» **PROBLEM**: Every line of the entries below that mentions "delta" is to be copied out.

*** Opening MATERIAL FOR THIS EXERCISE ***

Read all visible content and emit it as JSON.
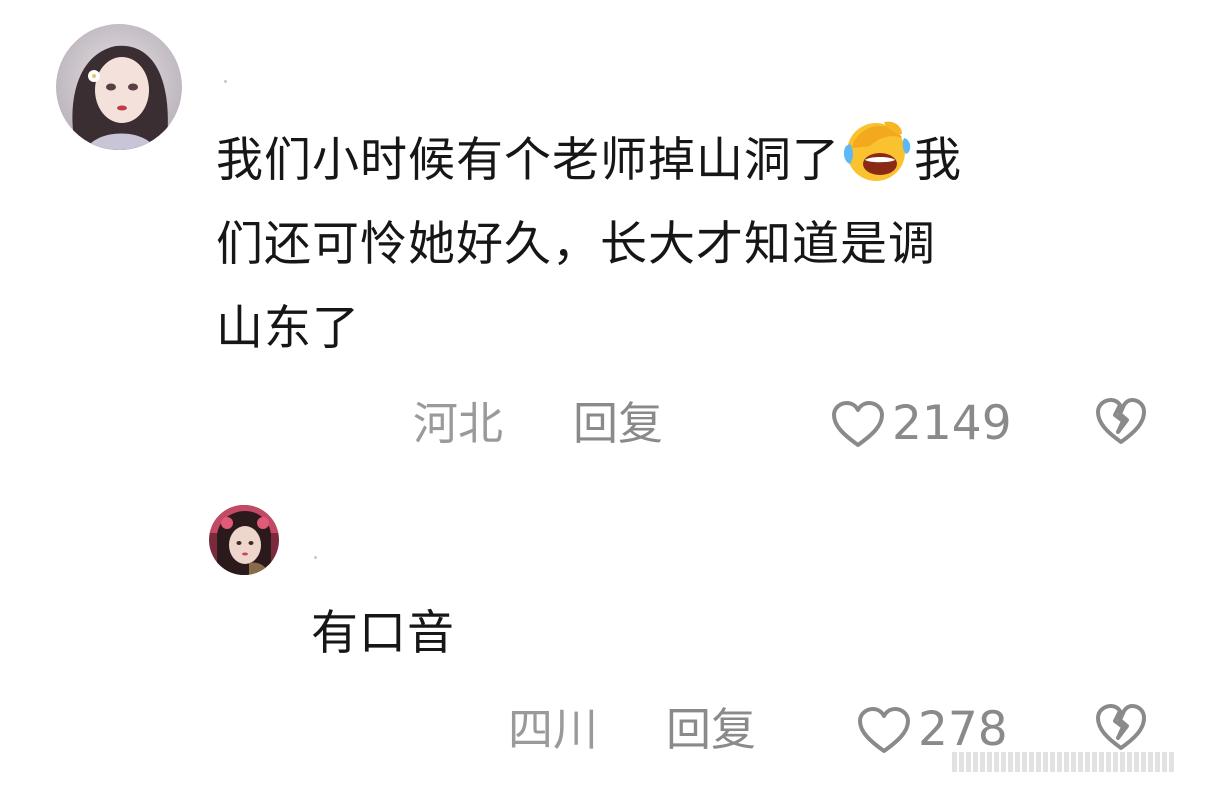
{
  "comments": [
    {
      "avatar": "anime-girl-avatar",
      "text_line1_part1": "我们小时候有个老师掉山洞了",
      "emoji": "laughing-crying-emoji",
      "text_line1_part2": "我",
      "text_line2": "们还可怜她好久，长大才知道是调",
      "text_line3": "山东了",
      "location": "河北",
      "reply_label": "回复",
      "like_count": "2149",
      "dislike_icon": "broken-heart-icon"
    },
    {
      "avatar": "girl-photo-avatar",
      "text": "有口音",
      "location": "四川",
      "reply_label": "回复",
      "like_count": "278",
      "dislike_icon": "broken-heart-icon"
    }
  ],
  "colors": {
    "text": "#161616",
    "meta": "#9a9a9a",
    "icon": "#8a8a8a"
  }
}
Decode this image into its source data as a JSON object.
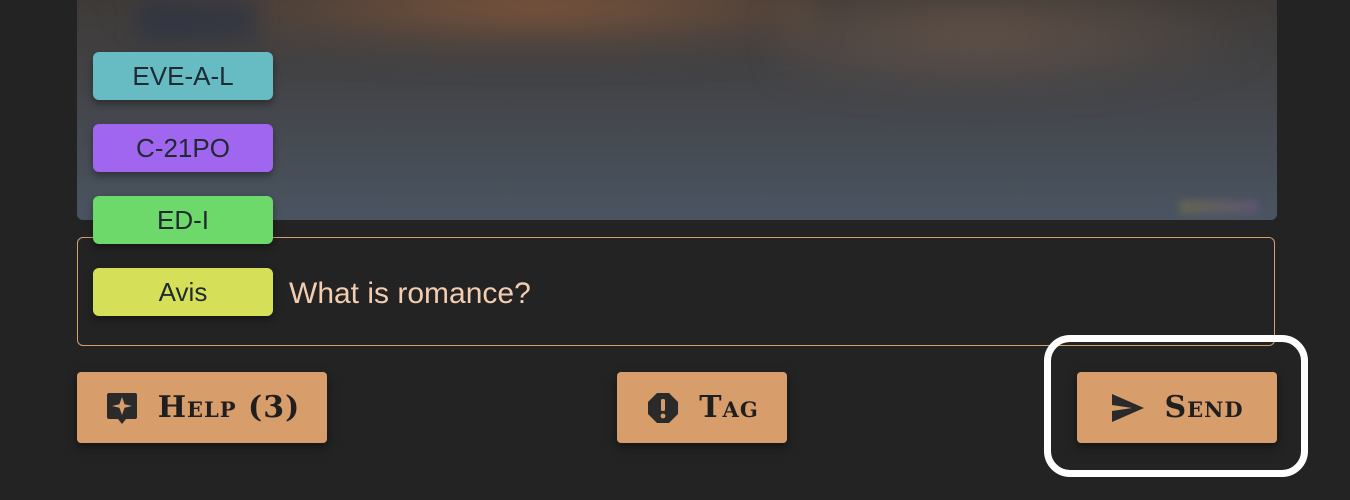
{
  "tags": [
    {
      "label": "EVE-A-L",
      "color": "#67bcc4"
    },
    {
      "label": "C-21PO",
      "color": "#a066ef"
    },
    {
      "label": "ED-I",
      "color": "#6cd96a"
    },
    {
      "label": "Avis",
      "color": "#d5e058"
    }
  ],
  "message": {
    "text": "What is romance?",
    "border_color": "#d79e6c",
    "text_color": "#f3cdb0"
  },
  "buttons": {
    "help_label": "Help (3)",
    "tag_label": "Tag",
    "send_label": "Send",
    "color": "#d79d6b"
  },
  "icons": {
    "help": "sparkle-chat-icon",
    "tag": "exclamation-octagon-icon",
    "send": "paper-plane-icon"
  }
}
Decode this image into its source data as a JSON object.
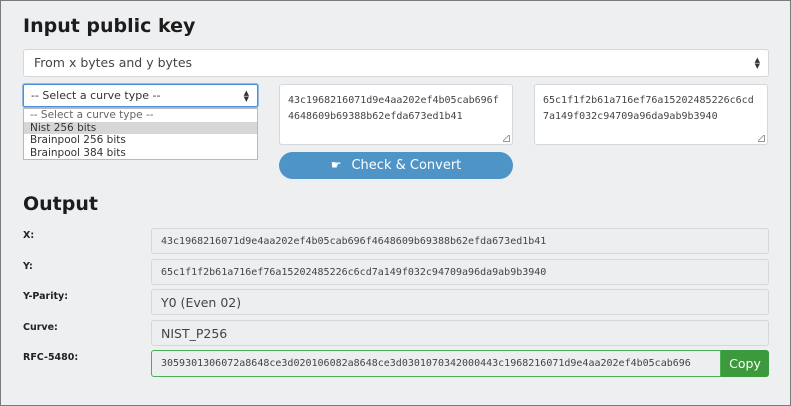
{
  "input_section": {
    "title": "Input public key",
    "source_select": {
      "selected": "From x bytes and y bytes"
    },
    "curve_select": {
      "selected": "-- Select a curve type --",
      "options": [
        "-- Select a curve type --",
        "Nist 256 bits",
        "Brainpool 256 bits",
        "Brainpool 384 bits"
      ],
      "highlighted_option": "Nist 256 bits"
    },
    "x_bytes": "43c1968216071d9e4aa202ef4b05cab696f4648609b69388b62efda673ed1b41",
    "y_bytes": "65c1f1f2b61a716ef76a15202485226c6cd7a149f032c94709a96da9ab9b3940",
    "check_button_label": "Check & Convert"
  },
  "output_section": {
    "title": "Output",
    "rows": [
      {
        "label": "X:",
        "value": "43c1968216071d9e4aa202ef4b05cab696f4648609b69388b62efda673ed1b41"
      },
      {
        "label": "Y:",
        "value": "65c1f1f2b61a716ef76a15202485226c6cd7a149f032c94709a96da9ab9b3940"
      },
      {
        "label": "Y-Parity:",
        "value": "Y0 (Even 02)"
      },
      {
        "label": "Curve:",
        "value": "NIST_P256"
      }
    ],
    "rfc": {
      "label": "RFC-5480:",
      "value": "3059301306072a8648ce3d020106082a8648ce3d0301070342000443c1968216071d9e4aa202ef4b05cab696",
      "copy_label": "Copy"
    }
  },
  "colors": {
    "background": "#edeff1",
    "check_button": "#4f94c7",
    "copy_button": "#3c9a3c",
    "focus_border": "#4a90d9"
  },
  "icons": {
    "check_button_icon": "pointing-hand-icon",
    "select_arrows": "updown-arrows-icon"
  }
}
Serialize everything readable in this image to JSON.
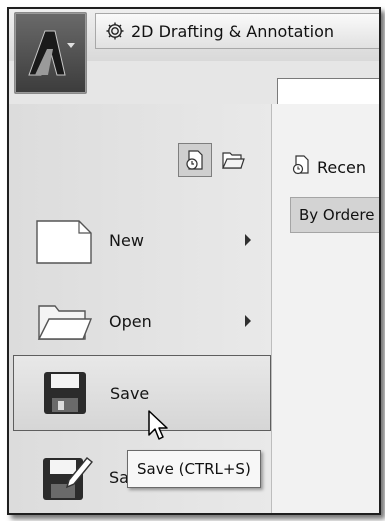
{
  "workspace": {
    "label": "2D Drafting & Annotation"
  },
  "app_menu": {
    "icon": "autocad-logo-icon",
    "view_toggle": [
      "recent-documents-icon",
      "open-documents-icon"
    ],
    "items": [
      {
        "label": "New",
        "icon": "new-document-icon",
        "has_submenu": true
      },
      {
        "label": "Open",
        "icon": "folder-open-icon",
        "has_submenu": true
      },
      {
        "label": "Save",
        "icon": "save-disk-icon",
        "has_submenu": false,
        "hovered": true
      },
      {
        "label": "Save As",
        "icon": "save-as-icon",
        "has_submenu": true
      }
    ]
  },
  "recent_panel": {
    "header": "Recen",
    "sort_label": "By Ordere"
  },
  "tooltip": {
    "text": "Save (CTRL+S)"
  }
}
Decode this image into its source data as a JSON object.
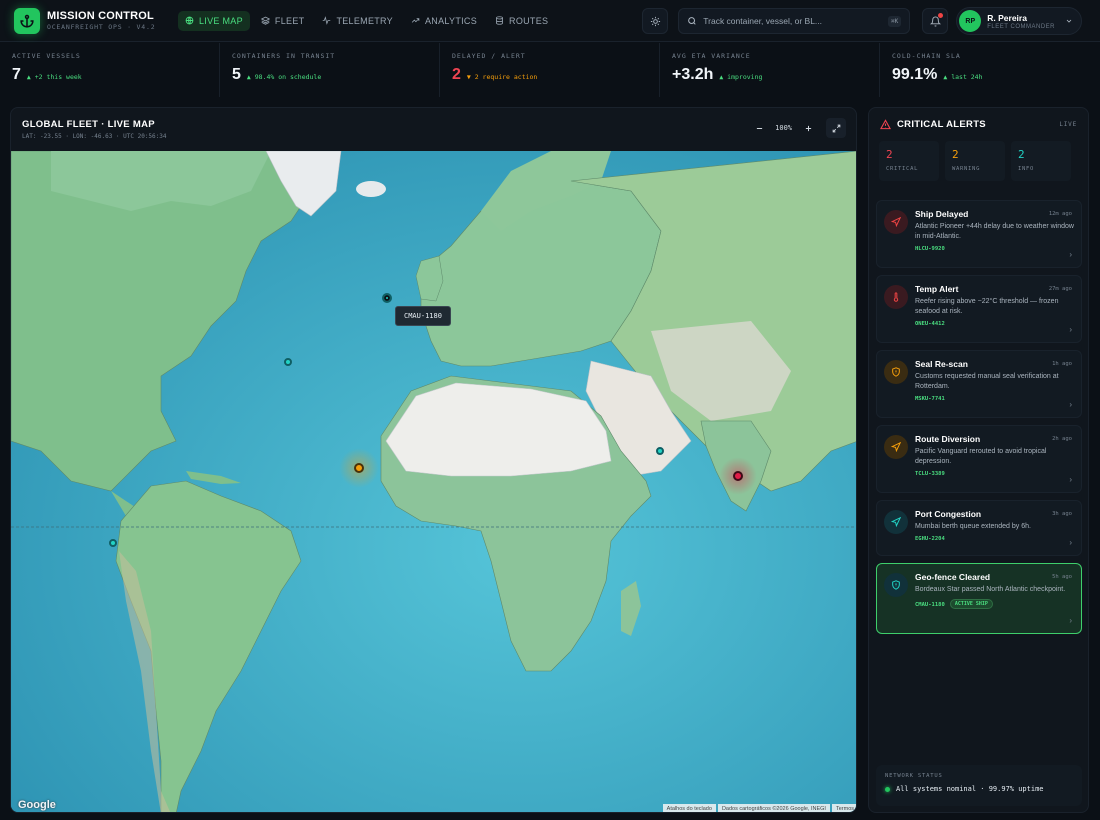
{
  "brand": {
    "title": "MISSION CONTROL",
    "subtitle": "OCEANFREIGHT OPS · V4.2"
  },
  "nav": [
    {
      "label": "LIVE MAP",
      "icon": "globe-icon",
      "active": true
    },
    {
      "label": "FLEET",
      "icon": "layers-icon"
    },
    {
      "label": "TELEMETRY",
      "icon": "pulse-icon"
    },
    {
      "label": "ANALYTICS",
      "icon": "trend-icon"
    },
    {
      "label": "ROUTES",
      "icon": "database-icon"
    }
  ],
  "search": {
    "placeholder": "Track container, vessel, or BL...",
    "shortcut": "⌘K"
  },
  "user": {
    "initials": "RP",
    "name": "R. Pereira",
    "role": "FLEET COMMANDER"
  },
  "kpis": [
    {
      "label": "ACTIVE VESSELS",
      "value": "7",
      "delta": "▲ +2 this week",
      "tone": "green"
    },
    {
      "label": "CONTAINERS IN TRANSIT",
      "value": "5",
      "delta": "▲ 98.4% on schedule",
      "tone": "green"
    },
    {
      "label": "DELAYED / ALERT",
      "value": "2",
      "delta": "▼ 2 require action",
      "tone": "orange",
      "value_tone": "red"
    },
    {
      "label": "AVG ETA VARIANCE",
      "value": "+3.2h",
      "delta": "▲ improving",
      "tone": "green"
    },
    {
      "label": "COLD-CHAIN SLA",
      "value": "99.1%",
      "delta": "▲ last 24h",
      "tone": "green"
    }
  ],
  "map": {
    "title": "GLOBAL FLEET · LIVE MAP",
    "coords": "LAT: -23.55 · LON: -46.63 · UTC 20:56:34",
    "zoom": "100%",
    "tooltip": "CMAU-1180",
    "google": "Google",
    "attribution": [
      "Atalhos do teclado",
      "Dados cartográficos ©2026 Google, INEGI",
      "Termos"
    ],
    "vessel_colors": {
      "teal": "#22d3c5",
      "orange": "#f59e0b",
      "red": "#e11d48",
      "selected": "#22d3c5"
    }
  },
  "alerts": {
    "title": "CRITICAL ALERTS",
    "live": "LIVE",
    "counts": [
      {
        "num": "2",
        "label": "CRITICAL",
        "color": "#f04452"
      },
      {
        "num": "2",
        "label": "WARNING",
        "color": "#f59e0b"
      },
      {
        "num": "2",
        "label": "INFO",
        "color": "#22d3c5"
      }
    ],
    "items": [
      {
        "title": "Ship Delayed",
        "time": "12m ago",
        "desc": "Atlantic Pioneer +44h delay due to weather window in mid-Atlantic.",
        "id": "HLCU-9920",
        "icon": "navigation-icon",
        "color": "#ef4444",
        "bg": "#3a1a20"
      },
      {
        "title": "Temp Alert",
        "time": "27m ago",
        "desc": "Reefer rising above −22°C threshold — frozen seafood at risk.",
        "id": "ONEU-4412",
        "icon": "thermometer-icon",
        "color": "#ef4444",
        "bg": "#3a1a20"
      },
      {
        "title": "Seal Re-scan",
        "time": "1h ago",
        "desc": "Customs requested manual seal verification at Rotterdam.",
        "id": "MSKU-7741",
        "icon": "shield-icon",
        "color": "#f59e0b",
        "bg": "#3a2c12"
      },
      {
        "title": "Route Diversion",
        "time": "2h ago",
        "desc": "Pacific Vanguard rerouted to avoid tropical depression.",
        "id": "TCLU-3389",
        "icon": "navigation-icon",
        "color": "#f59e0b",
        "bg": "#3a2c12"
      },
      {
        "title": "Port Congestion",
        "time": "3h ago",
        "desc": "Mumbai berth queue extended by 6h.",
        "id": "EGHU-2204",
        "icon": "navigation-icon",
        "color": "#22d3c5",
        "bg": "#11313a"
      },
      {
        "title": "Geo-fence Cleared",
        "time": "5h ago",
        "desc": "Bordeaux Star passed North Atlantic checkpoint.",
        "id": "CMAU-1180",
        "icon": "shield-icon",
        "color": "#22d3c5",
        "bg": "#11313a",
        "badge": "ACTIVE SHIP",
        "active": true
      }
    ]
  },
  "network": {
    "label": "NETWORK STATUS",
    "text": "All systems nominal · 99.97% uptime"
  }
}
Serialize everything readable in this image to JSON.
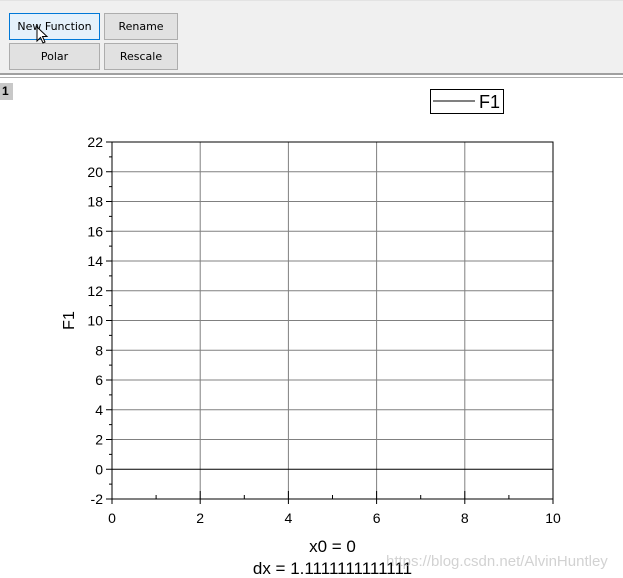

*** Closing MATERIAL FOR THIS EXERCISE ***

» **RESPONSE**:
      "delta": "▲ +2 this week",
      "delta": "▲ 98.4% on schedule",
      "delta": "▼ 2 require action",
      "delta": "▲ improving",
      "delta": "▲ last 24h",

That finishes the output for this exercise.